** WORK REQUEST **
Would you please return every line from the listing that contains the word "Reserved"?
* * *
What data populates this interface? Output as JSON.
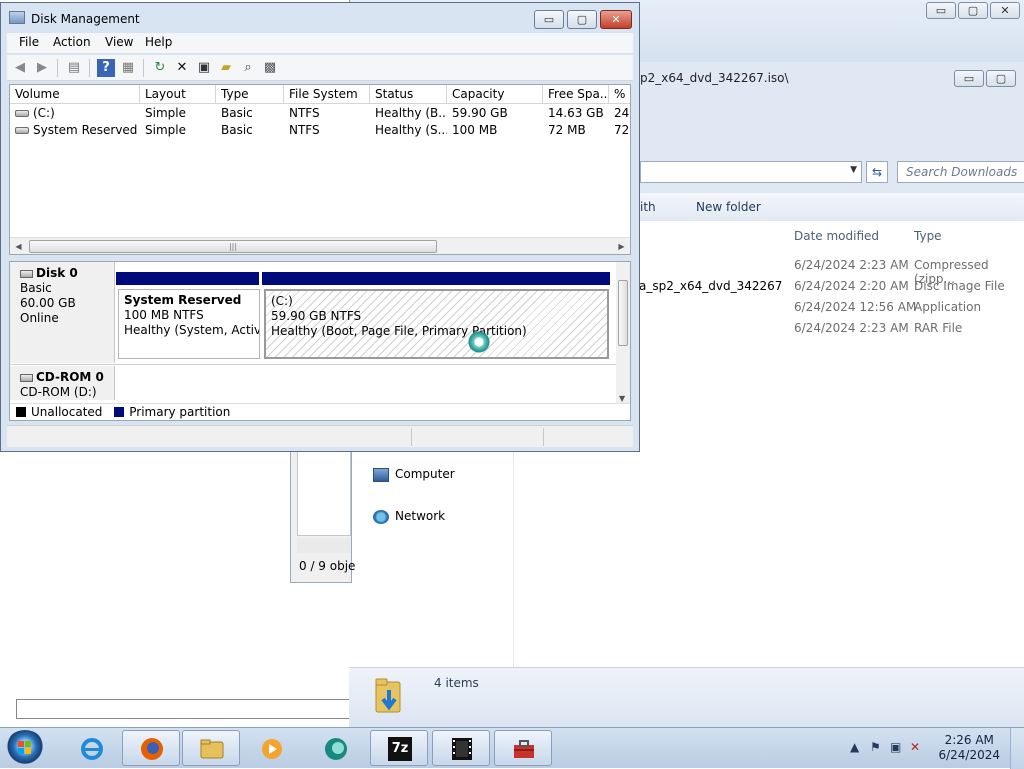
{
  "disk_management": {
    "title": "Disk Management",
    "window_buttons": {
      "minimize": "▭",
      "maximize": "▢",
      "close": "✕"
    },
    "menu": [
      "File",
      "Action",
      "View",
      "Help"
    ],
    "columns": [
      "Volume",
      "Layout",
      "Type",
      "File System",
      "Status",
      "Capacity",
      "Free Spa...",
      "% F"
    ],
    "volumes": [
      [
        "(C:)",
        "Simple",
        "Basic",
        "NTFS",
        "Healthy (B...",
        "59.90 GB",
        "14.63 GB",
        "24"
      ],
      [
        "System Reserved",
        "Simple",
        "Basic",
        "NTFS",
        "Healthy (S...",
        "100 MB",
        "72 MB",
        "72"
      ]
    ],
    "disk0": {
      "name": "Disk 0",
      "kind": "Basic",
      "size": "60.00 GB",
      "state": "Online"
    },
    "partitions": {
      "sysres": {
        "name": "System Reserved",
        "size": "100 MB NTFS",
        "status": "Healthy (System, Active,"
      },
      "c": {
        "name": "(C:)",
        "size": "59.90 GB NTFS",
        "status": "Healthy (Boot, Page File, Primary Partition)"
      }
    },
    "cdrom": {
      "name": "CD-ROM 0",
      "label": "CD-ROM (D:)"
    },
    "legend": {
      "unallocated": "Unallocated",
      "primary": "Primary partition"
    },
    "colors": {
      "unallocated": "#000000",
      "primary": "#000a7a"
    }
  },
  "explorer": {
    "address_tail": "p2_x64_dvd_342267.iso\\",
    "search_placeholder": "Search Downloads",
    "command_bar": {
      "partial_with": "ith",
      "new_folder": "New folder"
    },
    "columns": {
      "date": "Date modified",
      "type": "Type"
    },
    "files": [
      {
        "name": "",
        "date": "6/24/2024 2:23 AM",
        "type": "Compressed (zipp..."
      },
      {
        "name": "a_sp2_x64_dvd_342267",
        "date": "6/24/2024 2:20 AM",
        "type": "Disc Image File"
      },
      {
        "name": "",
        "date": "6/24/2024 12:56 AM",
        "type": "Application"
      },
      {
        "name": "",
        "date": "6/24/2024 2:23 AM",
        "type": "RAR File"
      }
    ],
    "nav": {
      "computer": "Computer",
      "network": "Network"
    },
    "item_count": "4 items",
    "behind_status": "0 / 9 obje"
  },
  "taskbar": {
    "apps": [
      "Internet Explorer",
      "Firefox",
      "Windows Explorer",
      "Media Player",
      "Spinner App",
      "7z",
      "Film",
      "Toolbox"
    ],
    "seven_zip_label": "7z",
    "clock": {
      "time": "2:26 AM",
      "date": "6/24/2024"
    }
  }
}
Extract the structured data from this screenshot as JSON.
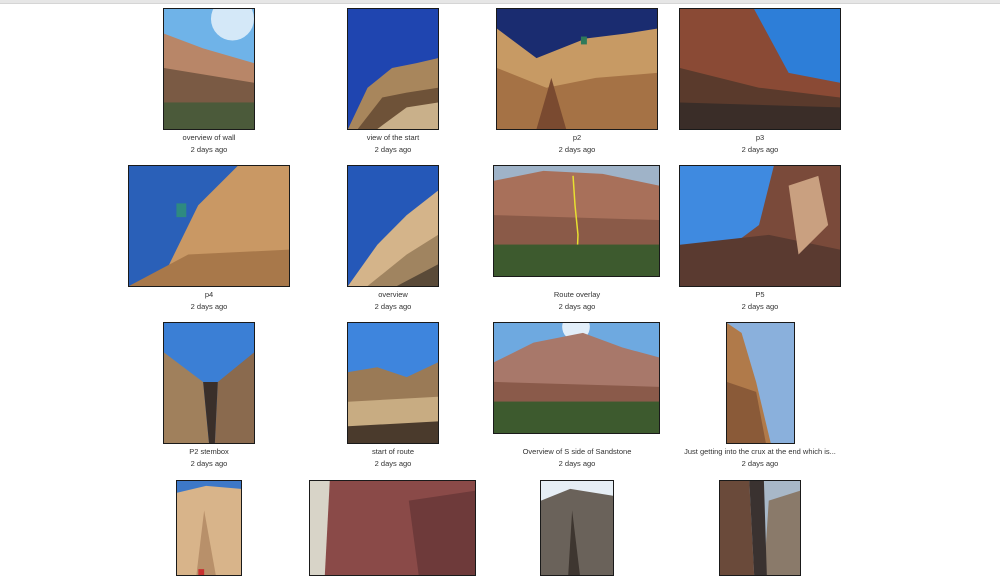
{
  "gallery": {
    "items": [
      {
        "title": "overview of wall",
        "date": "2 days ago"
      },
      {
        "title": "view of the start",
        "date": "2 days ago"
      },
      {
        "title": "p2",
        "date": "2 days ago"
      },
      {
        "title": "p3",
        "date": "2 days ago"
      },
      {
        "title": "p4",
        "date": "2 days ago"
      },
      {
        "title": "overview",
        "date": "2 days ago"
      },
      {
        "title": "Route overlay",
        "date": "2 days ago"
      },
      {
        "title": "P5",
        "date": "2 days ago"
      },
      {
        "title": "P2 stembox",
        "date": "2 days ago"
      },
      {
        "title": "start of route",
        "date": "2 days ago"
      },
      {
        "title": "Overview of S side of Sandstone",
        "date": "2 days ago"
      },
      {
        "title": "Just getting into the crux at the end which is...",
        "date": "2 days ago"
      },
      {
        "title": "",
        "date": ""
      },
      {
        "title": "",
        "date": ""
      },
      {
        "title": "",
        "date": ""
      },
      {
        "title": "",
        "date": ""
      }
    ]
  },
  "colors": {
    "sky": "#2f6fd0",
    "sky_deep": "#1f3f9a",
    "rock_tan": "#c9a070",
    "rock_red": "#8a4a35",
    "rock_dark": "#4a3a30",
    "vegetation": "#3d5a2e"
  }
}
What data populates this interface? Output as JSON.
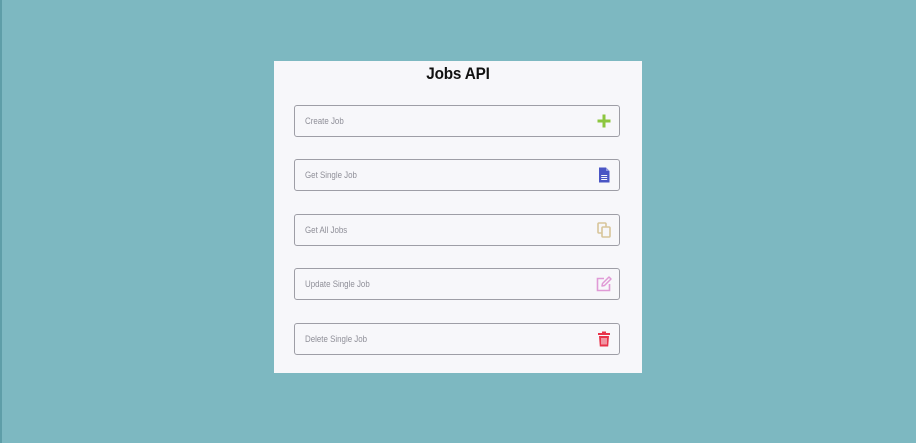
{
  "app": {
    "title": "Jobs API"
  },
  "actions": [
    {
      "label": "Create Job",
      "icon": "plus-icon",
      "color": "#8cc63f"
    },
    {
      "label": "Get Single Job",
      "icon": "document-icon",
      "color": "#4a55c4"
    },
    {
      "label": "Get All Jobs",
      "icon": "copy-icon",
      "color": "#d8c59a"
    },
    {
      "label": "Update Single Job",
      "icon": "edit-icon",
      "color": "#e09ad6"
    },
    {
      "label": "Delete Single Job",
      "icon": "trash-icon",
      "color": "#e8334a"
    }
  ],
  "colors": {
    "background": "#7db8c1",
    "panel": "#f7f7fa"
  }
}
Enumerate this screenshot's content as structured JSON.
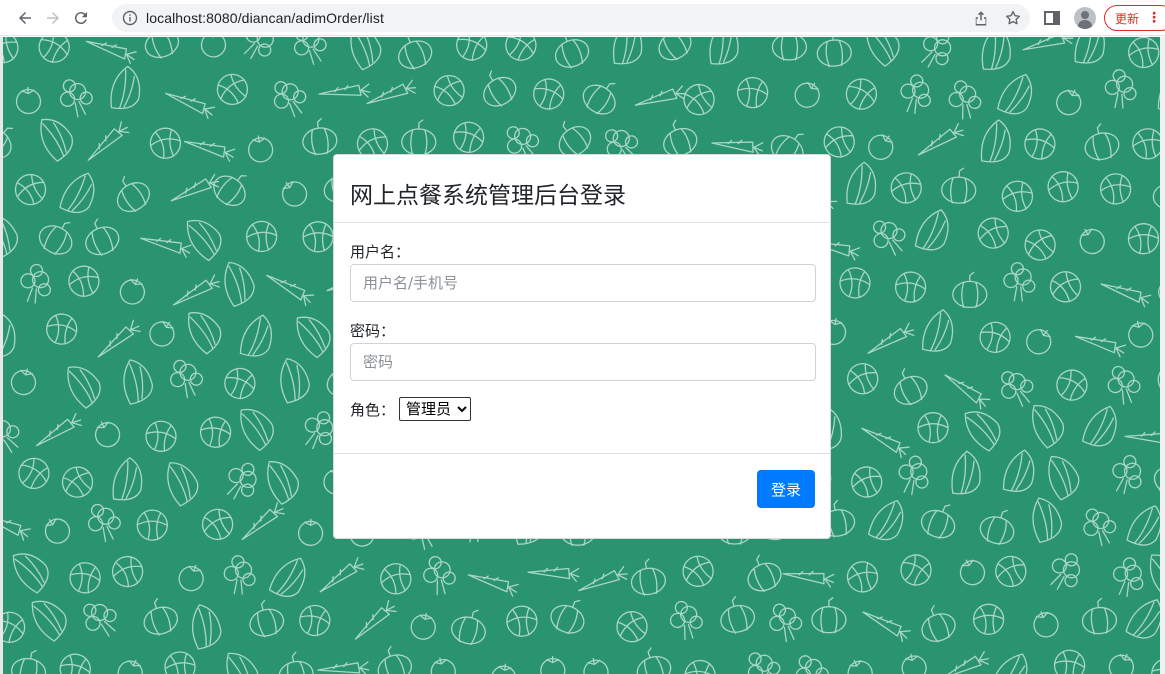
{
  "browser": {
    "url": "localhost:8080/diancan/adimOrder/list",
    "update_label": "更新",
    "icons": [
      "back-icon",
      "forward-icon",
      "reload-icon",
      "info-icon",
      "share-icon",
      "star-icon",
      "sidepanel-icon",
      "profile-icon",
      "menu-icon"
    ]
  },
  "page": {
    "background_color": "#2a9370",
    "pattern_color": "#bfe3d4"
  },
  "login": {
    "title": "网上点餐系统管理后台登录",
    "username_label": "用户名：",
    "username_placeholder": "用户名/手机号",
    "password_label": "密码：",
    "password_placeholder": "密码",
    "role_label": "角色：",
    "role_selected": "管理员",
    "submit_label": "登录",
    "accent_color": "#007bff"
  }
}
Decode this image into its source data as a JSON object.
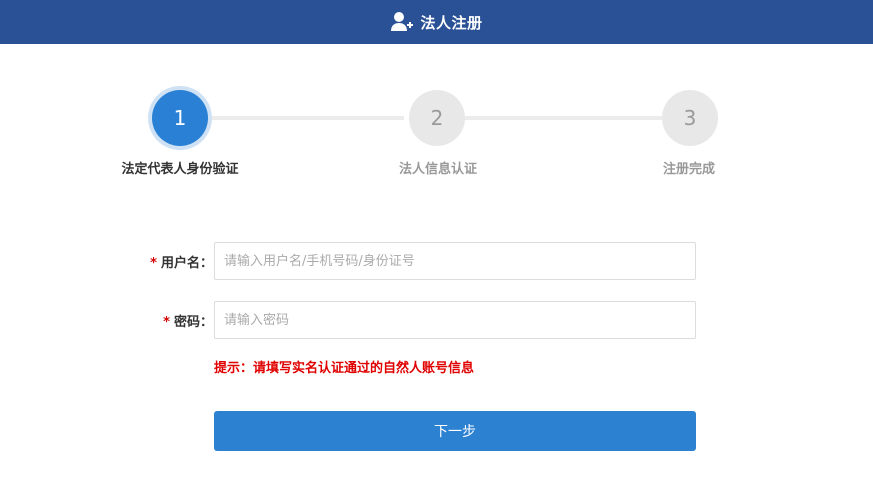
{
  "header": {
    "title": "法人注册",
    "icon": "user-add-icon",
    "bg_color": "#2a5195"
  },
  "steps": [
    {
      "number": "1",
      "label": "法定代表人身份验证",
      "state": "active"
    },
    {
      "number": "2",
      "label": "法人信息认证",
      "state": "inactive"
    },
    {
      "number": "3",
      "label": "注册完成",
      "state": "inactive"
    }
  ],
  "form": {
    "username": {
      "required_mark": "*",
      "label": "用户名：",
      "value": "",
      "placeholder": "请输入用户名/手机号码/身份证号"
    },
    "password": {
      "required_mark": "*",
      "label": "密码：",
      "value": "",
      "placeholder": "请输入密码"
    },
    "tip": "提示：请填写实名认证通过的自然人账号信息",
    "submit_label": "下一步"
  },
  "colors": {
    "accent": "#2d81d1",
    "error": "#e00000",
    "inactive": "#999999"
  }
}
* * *
** EXPECTED ANSWER **
        "System Reserved",
        "name": "System Reserved",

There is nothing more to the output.